Our cabin had one small window, a strong heavy door with no hardware except two huge iron hinges. The lock for the door, which served also as a handle with which to open the door, was a heavy latch with a latch string so it could be pulled to lift the latch and open the door. At night, the latch string was pulled inside so that no one form the outside could enter. The room was furnished with one bedstead made of a wooden frame. Both ends of the frame had holes drilled every few inches. A rope was interlaced back and forth from side to side and then from end to end and tightened to make secure support for the big straw tick, which served as a mattress. Each fall at threshing time, the straw tick was emptied and refilled with clean fresh straw. Other items of furniture were, homemade table, washstand, a cupboard to hold a few dishes and the food, and if lucky, a couple of chairs, no luxuries like dressers, etc. Farmers raised cattle, sheep and poultry. Field crops were timothy, red top grass ( which grew tall enough to be gathered as hay ), a hardy variety of alfalfa, and red clover. After 68 years, i stood on the spot where our log cabin, hand hewn and built by my father, stood. I was flooded with wonderful memories of my childhood, our old horse, Tige, the stables and places I had fed calves, pigs and chickens. I remember the day we went to church on Sunday and heard our Patriarch speak in tongues and give the interpretation. I stood in awe and wonder as I gazed at the Grand Teton Peaks, this, the prettiest side of the mountains. With alarm, I remember the walks through the snow to school with Nancy as we eyed the packs of coyotes along the way. In my mind's eye, I could see the great white hares, which were so well hidden in the snow, impossible to find unless one stepped too close. Then, away they would dash over the drifts to hide again. I drew water from 60 foot well my father dug by hand. How did he do that? I picked tame strawberries the first I had ever tasted, that couldn't compare with their tiny cousins in flavor. I have never forgotten the trails my parents endured for me that I might live and thrive and fulfill the measure of my creation and have this God given privilege of working out my salvation to be able to inherit the Celestial Kingdom.

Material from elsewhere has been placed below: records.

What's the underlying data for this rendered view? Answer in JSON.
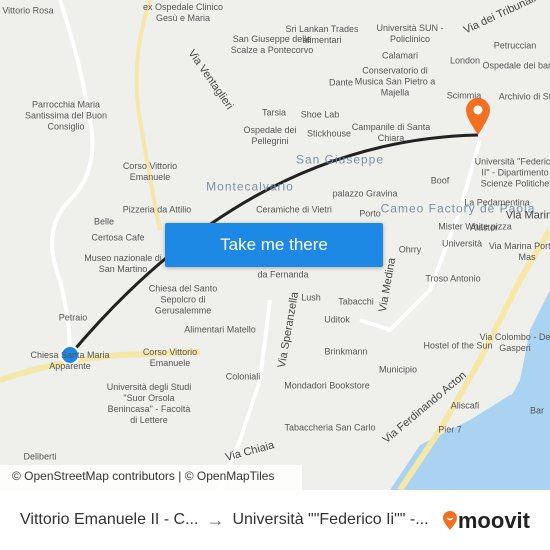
{
  "map": {
    "labels": [
      "Vittorio Rosa",
      "ex Ospedale Clinico Gesù e Maria",
      "Via Ventaglieri",
      "Sri Lankan Trades alimentari",
      "Università SUN - Policlinico",
      "Via dei Tribunali",
      "Petruccian",
      "London",
      "Ospedale dei bambol",
      "Calamari",
      "San Giuseppe delle Scalze a Pontecorvo",
      "Dante",
      "Conservatorio di Musica San Pietro a Majella",
      "Scimmia",
      "Archivio di St",
      "Parrocchia Maria Santissima del Buon Consiglio",
      "Tarsia",
      "Shoe Lab",
      "Ospedale dei Pellegrini",
      "Stickhouse",
      "Campanile di Santa Chiara",
      "Università \"Federico II\" - Dipartimento Scienze Politiche",
      "San Giuseppe",
      "Corso Vittorio Emanuele",
      "Montecalvario",
      "palazzo Gravina",
      "Boof",
      "Cameo Factory de Paola",
      "La Pedamentina",
      "Pizzeria da Attilio",
      "Ceramiche di Vietri",
      "Porto",
      "Alastor",
      "Belle",
      "Certosa Cafe",
      "Mister White pizza",
      "Università",
      "Via Marina",
      "Museo nazionale di San Martino",
      "Ohrry",
      "Via Marina Porta di Mas",
      "da Fernanda",
      "Troso Antonio",
      "Chiesa del Santo Sepolcro di Gerusalemme",
      "Lush",
      "Tabacchi",
      "Via Medina",
      "Petraio",
      "Via Speranzella",
      "Alimentari Matello",
      "Uditok",
      "Via Colombo - De Gasperi",
      "Chiesa Santa Maria Apparente",
      "Corso Vittorio Emanuele",
      "Brinkmann",
      "Hostel of the Sun",
      "Coloniali",
      "Municipio",
      "Mondadori Bookstore",
      "Università degli Studi \"Suor Orsola Benincasa\" - Facoltà di Lettere",
      "Via Ferdinando Acton",
      "Aliscafi",
      "Bar",
      "Tabaccheria San Carlo",
      "Pier 7",
      "Via Chiaia",
      "Deliberti"
    ],
    "button_label": "Take me there",
    "attribution": "© OpenStreetMap contributors | © OpenMapTiles",
    "route_color": "#222222",
    "origin_color": "#1e88e5",
    "destination_color": "#f36f21"
  },
  "footer": {
    "origin": "Vittorio Emanuele II - C...",
    "arrow": "→",
    "destination": "Università \"\"Federico Ii\"\" -...",
    "brand": "moovit",
    "brand_color": "#f36f21"
  }
}
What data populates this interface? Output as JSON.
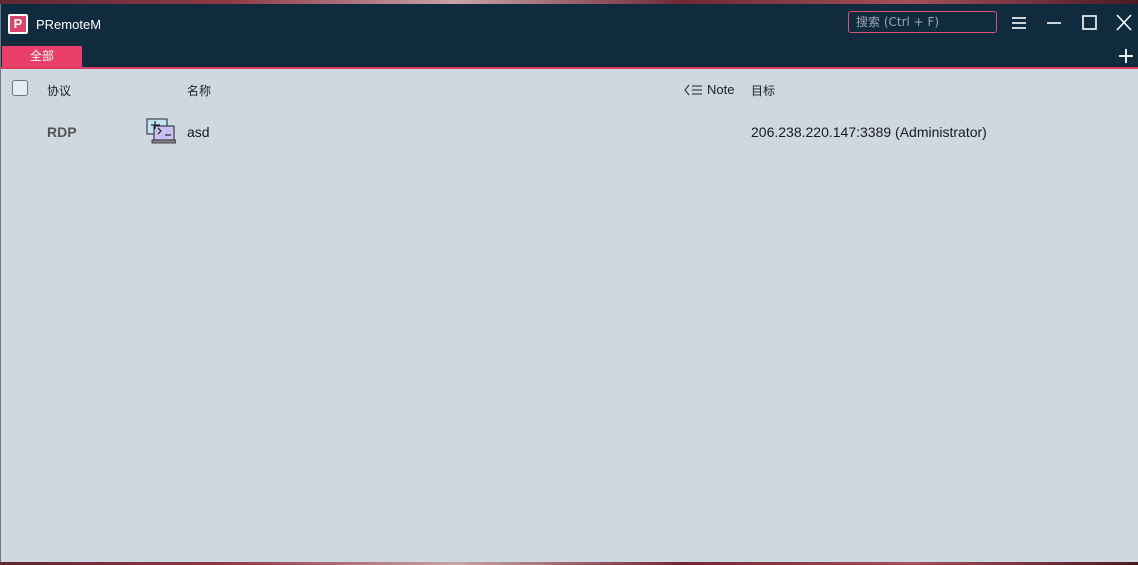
{
  "window": {
    "title": "PRemoteM",
    "logo_letter": "P"
  },
  "search": {
    "placeholder": "搜索 (Ctrl + F)"
  },
  "controls": {
    "menu_icon": "hamburger-icon",
    "minimize_icon": "minimize-icon",
    "maximize_icon": "maximize-icon",
    "close_icon": "close-icon"
  },
  "tabs": [
    {
      "label": "全部",
      "active": true
    }
  ],
  "columns": {
    "protocol": "协议",
    "name": "名称",
    "note": "Note",
    "target": "目标"
  },
  "rows": [
    {
      "protocol": "RDP",
      "icon": "rdp-computer-icon",
      "name": "asd",
      "target": "206.238.220.147:3389 (Administrator)"
    }
  ],
  "colors": {
    "titlebar": "#102a3e",
    "accent": "#e83e68",
    "content_bg": "#ced8e1"
  }
}
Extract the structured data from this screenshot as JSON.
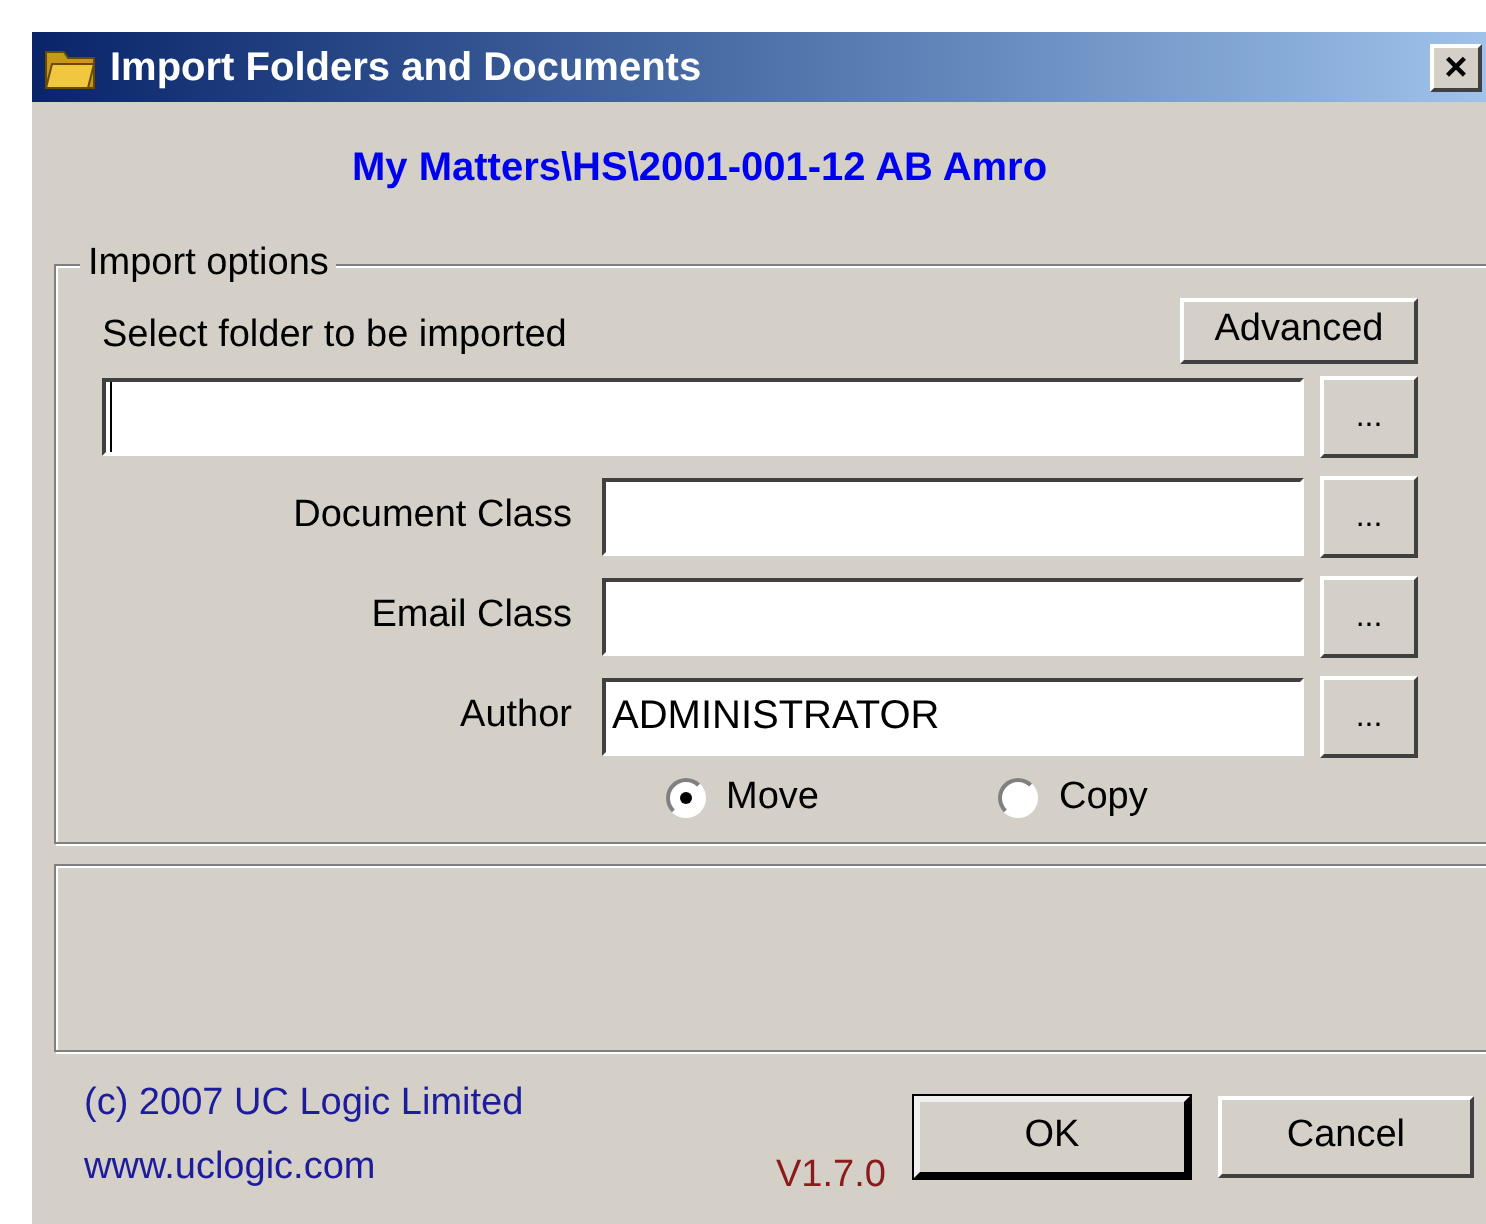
{
  "window": {
    "title": "Import Folders and Documents",
    "close": "×"
  },
  "matter_path": "My Matters\\HS\\2001-001-12 AB Amro",
  "import_options": {
    "legend": "Import options",
    "folder_label": "Select folder to be imported",
    "advanced_button": "Advanced",
    "folder_field": {
      "focused": true,
      "browse": "..."
    },
    "fields": [
      {
        "label": "Document Class",
        "browse": "..."
      },
      {
        "label": "Email Class",
        "browse": "..."
      },
      {
        "label": "Author",
        "value": "ADMINISTRATOR",
        "browse": "..."
      }
    ],
    "transfer": [
      {
        "label": "Move",
        "selected": true
      },
      {
        "label": "Copy",
        "selected": false
      }
    ]
  },
  "footer": {
    "copyright": "(c) 2007 UC Logic Limited",
    "website": "www.uclogic.com",
    "version": "V1.7.0",
    "buttons": [
      {
        "label": "OK",
        "default": true
      },
      {
        "label": "Cancel",
        "default": false
      }
    ]
  }
}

In Riverside, where my parents moved, I met a lovely brown eyed-beauty named Alice Velma Ogden, who was born in Michigan and was a convert with her parents, William Edmund and Ester Low Ogden. It was 1918, the US was engaged in World War I. I enlisted, but was turned down. Alice and I were then married in the Salt Lake Temple 8th of May 1981. Soon after, I was inducted into the army and left to be trained in California for war. Alice came to California to be near me. Next I was sent to Camp Mills, Long Island, New York, where we were outfitted for the trip to France. Although the Armistice had been signed, we embarked on the USS President Grant for our trip across the Atlantic. When out a few days, we were re-routed and sent to Camp Lee, Virginia, where we were finally mustered out. Our Children are: Dale Ogden, Velma Marie, ( died a couple weeks later) Grace, Bessie Mary, Alice Dawna, Etta, (stillborn) and Marilee (drowned with five others in a car accident in Pocatello, Idaho when she was 17). When mother was baptized in Michigan it was November and icy, but even after running a half mile home in wet clothes, she never got as much as a sniffle. Alice died in 1971 and Don in 1990 in his 95th year.